Tag Archives: Puerto Rican superstition

El Cucuí


MO is my mother. She grew up in Chicago, Illinois in the 70s. She was born to two Puerto Rican parents who came to America in their teenage years. Her father is from San Lorenzo, Puerto Rico, and her mother is from Moca, Puerto Rico. They go visit Puerto Rico every summer and have done so for decades. 


DO (Interviewer): I know you’ve told me lots of stories that Lelo and Lela would tell you growing up, do you have any that you think have stuck with you until now?

MO: El Cucuí. I was also so scared growing up that he was gonna get me. Even when I grew up more, I was always a little scared in the back of my mind but I would never admit that. As a teen, I was like get it together you’re too grown for this. As I got older I asked Lelo and he said Abuela would tell it to him and his brothers.

DO: El Cucuí is basically like the bogeyman in other cultures. 

MO: Mhm. Basically it’s used to scare kids into behaving when they’re acting up. God knows we needed it as kids. 

DO: Can you explain the story a bit? Like more background and context.

MO: He’s like this scary monster that’s supposed to live in the shadows and in the dark. But the story goes, he only eats children who are acting up. Your grandpa would say he was really ugly and had red eyes and claws. Lelo would say “¡Mirar! Si no paras El Cuco – that’s another name for it – te va a venir a buscar.” If you were bad, he’d come get you when you’re sleeping at night. 

DO: Did this work on you?

MO: Of course it did. We lived in an old house so there were a bunch of corners and noises at night so I made sure I was on my best behavior. If one of your Tios acted up, I would think I’d wake up to find them gone the next morning. I would make fun of them and tell them the Cuco was hiding in their closet. Me and your Tias would run to their room the next morning and check. 
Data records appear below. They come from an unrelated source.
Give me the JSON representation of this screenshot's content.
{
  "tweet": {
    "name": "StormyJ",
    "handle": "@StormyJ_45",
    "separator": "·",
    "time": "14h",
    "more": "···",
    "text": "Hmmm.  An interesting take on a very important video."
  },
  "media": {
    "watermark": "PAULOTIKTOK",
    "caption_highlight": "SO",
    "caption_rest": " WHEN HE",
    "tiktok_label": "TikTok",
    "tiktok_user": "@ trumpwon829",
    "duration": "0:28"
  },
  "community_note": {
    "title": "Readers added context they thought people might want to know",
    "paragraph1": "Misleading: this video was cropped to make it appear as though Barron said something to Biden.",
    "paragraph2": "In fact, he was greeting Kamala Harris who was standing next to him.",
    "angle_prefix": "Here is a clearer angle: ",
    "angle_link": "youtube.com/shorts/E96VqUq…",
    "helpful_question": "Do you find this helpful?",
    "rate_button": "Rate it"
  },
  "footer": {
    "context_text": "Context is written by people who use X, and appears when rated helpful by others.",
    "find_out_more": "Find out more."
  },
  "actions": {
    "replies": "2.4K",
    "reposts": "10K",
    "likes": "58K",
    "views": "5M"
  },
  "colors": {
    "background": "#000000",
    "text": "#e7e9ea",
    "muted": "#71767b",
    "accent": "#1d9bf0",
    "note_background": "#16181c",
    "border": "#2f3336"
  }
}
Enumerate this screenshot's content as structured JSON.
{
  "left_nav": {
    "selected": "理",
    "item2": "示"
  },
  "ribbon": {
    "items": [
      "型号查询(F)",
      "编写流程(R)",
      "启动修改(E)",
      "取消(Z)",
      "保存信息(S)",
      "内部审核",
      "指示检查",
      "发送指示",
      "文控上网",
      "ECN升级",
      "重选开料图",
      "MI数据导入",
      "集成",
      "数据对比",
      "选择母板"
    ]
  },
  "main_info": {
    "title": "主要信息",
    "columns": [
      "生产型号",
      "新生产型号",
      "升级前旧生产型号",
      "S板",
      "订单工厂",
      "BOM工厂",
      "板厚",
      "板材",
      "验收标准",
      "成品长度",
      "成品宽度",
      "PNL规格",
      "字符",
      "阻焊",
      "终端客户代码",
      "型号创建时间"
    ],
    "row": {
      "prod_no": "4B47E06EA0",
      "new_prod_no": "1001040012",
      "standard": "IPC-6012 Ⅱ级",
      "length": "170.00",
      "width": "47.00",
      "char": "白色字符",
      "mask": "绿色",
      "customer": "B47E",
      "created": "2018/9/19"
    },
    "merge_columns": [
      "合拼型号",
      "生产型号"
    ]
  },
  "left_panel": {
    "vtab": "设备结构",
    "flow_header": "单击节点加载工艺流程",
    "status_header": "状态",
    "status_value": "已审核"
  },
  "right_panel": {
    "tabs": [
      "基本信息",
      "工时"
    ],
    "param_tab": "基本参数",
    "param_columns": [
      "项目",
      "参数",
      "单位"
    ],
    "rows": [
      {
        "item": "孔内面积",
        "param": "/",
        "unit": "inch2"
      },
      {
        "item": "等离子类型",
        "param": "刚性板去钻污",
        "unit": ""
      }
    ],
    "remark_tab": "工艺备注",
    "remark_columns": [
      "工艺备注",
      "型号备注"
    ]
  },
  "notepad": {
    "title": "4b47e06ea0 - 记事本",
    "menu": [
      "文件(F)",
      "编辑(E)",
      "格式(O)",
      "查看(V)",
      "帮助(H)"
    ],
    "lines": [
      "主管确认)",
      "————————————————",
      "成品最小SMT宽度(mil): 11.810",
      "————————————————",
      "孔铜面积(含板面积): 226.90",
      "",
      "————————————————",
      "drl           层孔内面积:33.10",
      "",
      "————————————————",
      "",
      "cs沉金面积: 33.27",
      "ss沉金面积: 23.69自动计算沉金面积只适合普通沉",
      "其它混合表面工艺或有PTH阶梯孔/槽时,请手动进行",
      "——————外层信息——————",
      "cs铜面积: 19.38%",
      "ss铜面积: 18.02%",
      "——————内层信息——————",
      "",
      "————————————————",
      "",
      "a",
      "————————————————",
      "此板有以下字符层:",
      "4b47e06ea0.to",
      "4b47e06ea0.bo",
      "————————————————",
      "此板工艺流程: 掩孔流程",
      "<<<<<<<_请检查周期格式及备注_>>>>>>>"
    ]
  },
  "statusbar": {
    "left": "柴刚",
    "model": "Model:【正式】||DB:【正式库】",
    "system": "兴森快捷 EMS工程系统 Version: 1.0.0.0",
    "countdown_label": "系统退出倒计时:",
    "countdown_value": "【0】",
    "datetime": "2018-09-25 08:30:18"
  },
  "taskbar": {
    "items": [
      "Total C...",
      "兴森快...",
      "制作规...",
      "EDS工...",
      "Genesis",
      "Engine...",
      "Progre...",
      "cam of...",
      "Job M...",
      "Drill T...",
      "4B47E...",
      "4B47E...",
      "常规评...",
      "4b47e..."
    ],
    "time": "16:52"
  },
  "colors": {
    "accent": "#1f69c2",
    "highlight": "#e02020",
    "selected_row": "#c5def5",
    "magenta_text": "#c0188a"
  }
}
I believe this myth of the Cucuí would count as children’s lore and Puerto Rican folklore. This story’s main audience is children and is used to ensure good behavior from them. As mentioned, not only do adults tell this story to children, but children tell it to each other. In Puerto Rican culture it’s also a story that is passed down from generation to generation. It was used on my grandfather as a child and even though he knew this wasn’t real as an adult, he continued the tradition and used it on my mother, aunts, and uncles to get them to behave. My mother would try and use it on my brothers and they in turn have used it on my nephew.

Leaving a Purse on the Floor is Bad Luck

SD: Whenever I visit my family in Puerto Rico, If I ever put my purse on the floor they would get mad at me. The same thing happens to me at my house because I always leave my purse and by backpack on the ground and my mom gets really mad because they really believe it. It kind of like makes her scared that I am going to bring bad luck to us and it is just passed down to her from her relative in Puerto Rico. There is not really a reason why it is just a think they get taught when they are little, um and they just carry into adulthood and it is made to feel so real that you actually believe it. I think it is mainly like say you have a test coming up, you just screwed that up.  


SD is a 21 year old student at UCLA whose mother is from Puerto Rican and dad is American. This was taken from a casual interview over FaceTime talking about any folklore she had when she mentioned her mom has many superstitions about things that are bad luck. Neither of the know why, but her mother follows then very strictly. 


It is interesting that these superstitions have so much power with SA’s mother and her whole family living in Puerto Rico following it religiously. There is a great deal of trust and respect for tradition that these practices are followed without knowing the reason why. 

Additionally, the tension between the younger and older generation is interesting because one firmly believes it while the other does not and repeatedly breaks the rule. SD does not see it as having any merit, which gives her mother a great deal of worry that she will bring bad energy into the house.